A national environmental organization is using a relatively new Maine law to call attention to the presence of so-called “forever chemicals” in pesticides.
Under a law passed last year, pesticides that contain “intentionally added” PFAS cannot be sold in Maine starting in 2030. In the meantime, Maine’s Board of Pesticides Control has begun compiling a list of chemicals that the state has flagged as belonging to the PFAS family.
The Environmental Working Group, which is a Washington, D.C.-based nonprofit that is heavily focused on chemical safety, used that growing list and pesticide registrations in Maine to identify more than 1,400 pesticides that contain active ingredients that meet the state’s definition of PFAS. The group released a list of those 55 active ingredients on Tuesday as part of its campaign to highlight potential PFAS exposure to agricultural workers, gardeners and consumers.
Lillian Zhou, a law fellow with the group, said she believes Maine is the first state to begin collecting this information on PFAS in pesticides.
“But we hope that other states will follow too and take the protective approach that Maine has to ban intentionally added PFAS from all pesticides,” Zhou said. “And we also hope that this will really give pesticide manufacturers a push to start phasing out PFAS from their products.”

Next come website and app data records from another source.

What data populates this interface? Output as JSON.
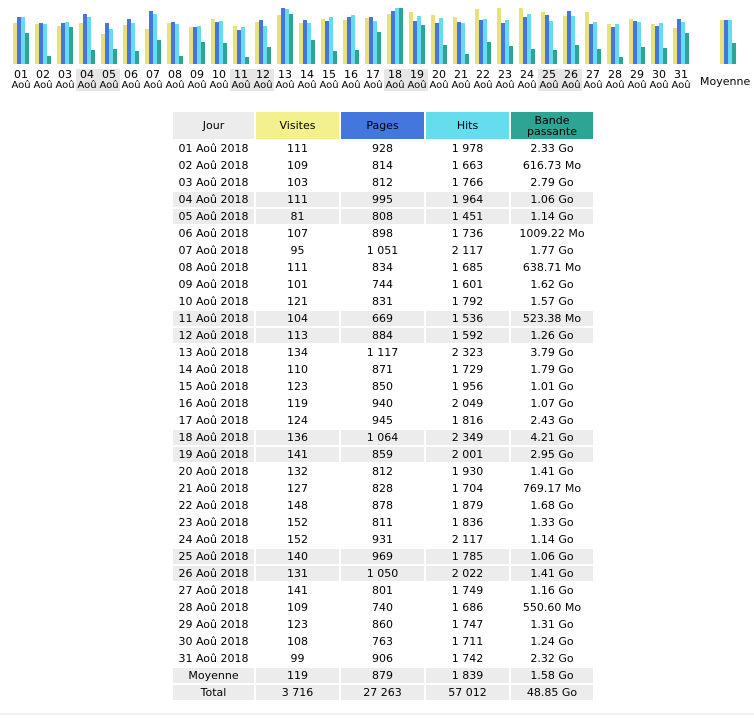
{
  "colors": {
    "visites": "#e8e07a",
    "pages": "#4477dd",
    "hits": "#66ddee",
    "bande": "#2ea495",
    "weekend_bg": "#ececec"
  },
  "chart_data": {
    "type": "bar",
    "categories": [
      "01",
      "02",
      "03",
      "04",
      "05",
      "06",
      "07",
      "08",
      "09",
      "10",
      "11",
      "12",
      "13",
      "14",
      "15",
      "16",
      "17",
      "18",
      "19",
      "20",
      "21",
      "22",
      "23",
      "24",
      "25",
      "26",
      "27",
      "28",
      "29",
      "30",
      "31"
    ],
    "category_sublabel": "Aoû",
    "weekend_days": [
      "04",
      "05",
      "11",
      "12",
      "18",
      "19",
      "25",
      "26"
    ],
    "average_label": "Moyenne",
    "series": [
      {
        "name": "Visites",
        "values": [
          111,
          109,
          103,
          111,
          81,
          107,
          95,
          111,
          101,
          121,
          104,
          113,
          134,
          110,
          123,
          119,
          124,
          136,
          141,
          132,
          127,
          148,
          152,
          152,
          140,
          131,
          141,
          109,
          123,
          108,
          99
        ],
        "average": 119
      },
      {
        "name": "Pages",
        "values": [
          928,
          814,
          812,
          995,
          808,
          898,
          1051,
          834,
          744,
          831,
          669,
          884,
          1117,
          871,
          850,
          940,
          945,
          1064,
          859,
          812,
          828,
          878,
          811,
          931,
          969,
          1050,
          801,
          740,
          860,
          763,
          906
        ],
        "average": 879
      },
      {
        "name": "Hits",
        "values": [
          1978,
          1663,
          1766,
          1964,
          1451,
          1736,
          2117,
          1685,
          1601,
          1792,
          1536,
          1592,
          2323,
          1729,
          1956,
          2049,
          1816,
          2349,
          2001,
          1930,
          1704,
          1879,
          1836,
          2117,
          1785,
          2022,
          1749,
          1686,
          1747,
          1711,
          1742
        ],
        "average": 1839
      },
      {
        "name": "Bande passante",
        "unit": "Go",
        "values": [
          2.33,
          0.602,
          2.79,
          1.06,
          1.14,
          0.985,
          1.77,
          0.624,
          1.62,
          1.57,
          0.511,
          1.26,
          3.79,
          1.79,
          1.01,
          1.07,
          2.43,
          4.21,
          2.95,
          1.41,
          0.751,
          1.68,
          1.33,
          1.14,
          1.06,
          1.41,
          1.16,
          0.538,
          1.31,
          1.24,
          2.32
        ],
        "average": 1.58
      }
    ]
  },
  "table": {
    "headers": {
      "jour": "Jour",
      "visites": "Visites",
      "pages": "Pages",
      "hits": "Hits",
      "bande_1": "Bande",
      "bande_2": "passante"
    },
    "rows": [
      {
        "jour": "01 Aoû 2018",
        "visites": "111",
        "pages": "928",
        "hits": "1 978",
        "bande": "2.33 Go",
        "weekend": false
      },
      {
        "jour": "02 Aoû 2018",
        "visites": "109",
        "pages": "814",
        "hits": "1 663",
        "bande": "616.73 Mo",
        "weekend": false
      },
      {
        "jour": "03 Aoû 2018",
        "visites": "103",
        "pages": "812",
        "hits": "1 766",
        "bande": "2.79 Go",
        "weekend": false
      },
      {
        "jour": "04 Aoû 2018",
        "visites": "111",
        "pages": "995",
        "hits": "1 964",
        "bande": "1.06 Go",
        "weekend": true
      },
      {
        "jour": "05 Aoû 2018",
        "visites": "81",
        "pages": "808",
        "hits": "1 451",
        "bande": "1.14 Go",
        "weekend": true
      },
      {
        "jour": "06 Aoû 2018",
        "visites": "107",
        "pages": "898",
        "hits": "1 736",
        "bande": "1009.22 Mo",
        "weekend": false
      },
      {
        "jour": "07 Aoû 2018",
        "visites": "95",
        "pages": "1 051",
        "hits": "2 117",
        "bande": "1.77 Go",
        "weekend": false
      },
      {
        "jour": "08 Aoû 2018",
        "visites": "111",
        "pages": "834",
        "hits": "1 685",
        "bande": "638.71 Mo",
        "weekend": false
      },
      {
        "jour": "09 Aoû 2018",
        "visites": "101",
        "pages": "744",
        "hits": "1 601",
        "bande": "1.62 Go",
        "weekend": false
      },
      {
        "jour": "10 Aoû 2018",
        "visites": "121",
        "pages": "831",
        "hits": "1 792",
        "bande": "1.57 Go",
        "weekend": false
      },
      {
        "jour": "11 Aoû 2018",
        "visites": "104",
        "pages": "669",
        "hits": "1 536",
        "bande": "523.38 Mo",
        "weekend": true
      },
      {
        "jour": "12 Aoû 2018",
        "visites": "113",
        "pages": "884",
        "hits": "1 592",
        "bande": "1.26 Go",
        "weekend": true
      },
      {
        "jour": "13 Aoû 2018",
        "visites": "134",
        "pages": "1 117",
        "hits": "2 323",
        "bande": "3.79 Go",
        "weekend": false
      },
      {
        "jour": "14 Aoû 2018",
        "visites": "110",
        "pages": "871",
        "hits": "1 729",
        "bande": "1.79 Go",
        "weekend": false
      },
      {
        "jour": "15 Aoû 2018",
        "visites": "123",
        "pages": "850",
        "hits": "1 956",
        "bande": "1.01 Go",
        "weekend": false
      },
      {
        "jour": "16 Aoû 2018",
        "visites": "119",
        "pages": "940",
        "hits": "2 049",
        "bande": "1.07 Go",
        "weekend": false
      },
      {
        "jour": "17 Aoû 2018",
        "visites": "124",
        "pages": "945",
        "hits": "1 816",
        "bande": "2.43 Go",
        "weekend": false
      },
      {
        "jour": "18 Aoû 2018",
        "visites": "136",
        "pages": "1 064",
        "hits": "2 349",
        "bande": "4.21 Go",
        "weekend": true
      },
      {
        "jour": "19 Aoû 2018",
        "visites": "141",
        "pages": "859",
        "hits": "2 001",
        "bande": "2.95 Go",
        "weekend": true
      },
      {
        "jour": "20 Aoû 2018",
        "visites": "132",
        "pages": "812",
        "hits": "1 930",
        "bande": "1.41 Go",
        "weekend": false
      },
      {
        "jour": "21 Aoû 2018",
        "visites": "127",
        "pages": "828",
        "hits": "1 704",
        "bande": "769.17 Mo",
        "weekend": false
      },
      {
        "jour": "22 Aoû 2018",
        "visites": "148",
        "pages": "878",
        "hits": "1 879",
        "bande": "1.68 Go",
        "weekend": false
      },
      {
        "jour": "23 Aoû 2018",
        "visites": "152",
        "pages": "811",
        "hits": "1 836",
        "bande": "1.33 Go",
        "weekend": false
      },
      {
        "jour": "24 Aoû 2018",
        "visites": "152",
        "pages": "931",
        "hits": "2 117",
        "bande": "1.14 Go",
        "weekend": false
      },
      {
        "jour": "25 Aoû 2018",
        "visites": "140",
        "pages": "969",
        "hits": "1 785",
        "bande": "1.06 Go",
        "weekend": true
      },
      {
        "jour": "26 Aoû 2018",
        "visites": "131",
        "pages": "1 050",
        "hits": "2 022",
        "bande": "1.41 Go",
        "weekend": true
      },
      {
        "jour": "27 Aoû 2018",
        "visites": "141",
        "pages": "801",
        "hits": "1 749",
        "bande": "1.16 Go",
        "weekend": false
      },
      {
        "jour": "28 Aoû 2018",
        "visites": "109",
        "pages": "740",
        "hits": "1 686",
        "bande": "550.60 Mo",
        "weekend": false
      },
      {
        "jour": "29 Aoû 2018",
        "visites": "123",
        "pages": "860",
        "hits": "1 747",
        "bande": "1.31 Go",
        "weekend": false
      },
      {
        "jour": "30 Aoû 2018",
        "visites": "108",
        "pages": "763",
        "hits": "1 711",
        "bande": "1.24 Go",
        "weekend": false
      },
      {
        "jour": "31 Aoû 2018",
        "visites": "99",
        "pages": "906",
        "hits": "1 742",
        "bande": "2.32 Go",
        "weekend": false
      }
    ],
    "moyenne": {
      "jour": "Moyenne",
      "visites": "119",
      "pages": "879",
      "hits": "1 839",
      "bande": "1.58 Go"
    },
    "total": {
      "jour": "Total",
      "visites": "3 716",
      "pages": "27 263",
      "hits": "57 012",
      "bande": "48.85 Go"
    }
  }
}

PFAS is short for per- and poly-fluoroalkyl substances, a class of thousands of chemicals that have been widely used in the industrial coatings for decades. They have been used to produce non-stick cookware, water- and stain-repellant fabrics, firefighting foam, grease-resistant food packaging and in many other products. But the durability that makes them so useful as coatings means they do not readily breakdown in the environment or the body, hence the nickname “forever chemicals.” And a growing body of studies have linked some PFAS to health problems such as cancer, kidney malfunction and low birth weight.
Maine has moved aggressively to regulate PFAS in response to contamination found on farms and in water wells around the state. Much of that contamination has been linked to the use of treated municipal sludge as fertilizer on cropfields. Roughly 50 farms and several hundred private wells have been found to have PFAS contamination at levels that exceed the state’s strict health standards. State lawmakers and the administration of Gov. Janet Mills have responded by earmarking more than $100 million in recent years to PFAS testing, research, remediation and programs to support impacted farmers and homeowners.
Heather Spalding, deputy director of the Maine Organic Farmers and Gardeners Association, said in a statement following the Environmental Work Group’s report that Maine “has taken a measured and thoughtful approach to address the prevalent problem of PFAS in pesticides.”
“The state is working hard to gather information about the extent of the problem and give pesticide manufacturers ample time to reformulate their products so farm families, farm workers and farmland are protected from further PFAS contamination,” Spalding said. “At this point, pesticide manufacturers need to answer two simple yes/no questions about whether they include PFAS in their product formulation and whether they store their products in fluorinated containers. The public has the right to know what they’re being exposed to and is demanding a reasonable phaseout of the forever chemicals.”
This story appears through a media partnership with Maine Public.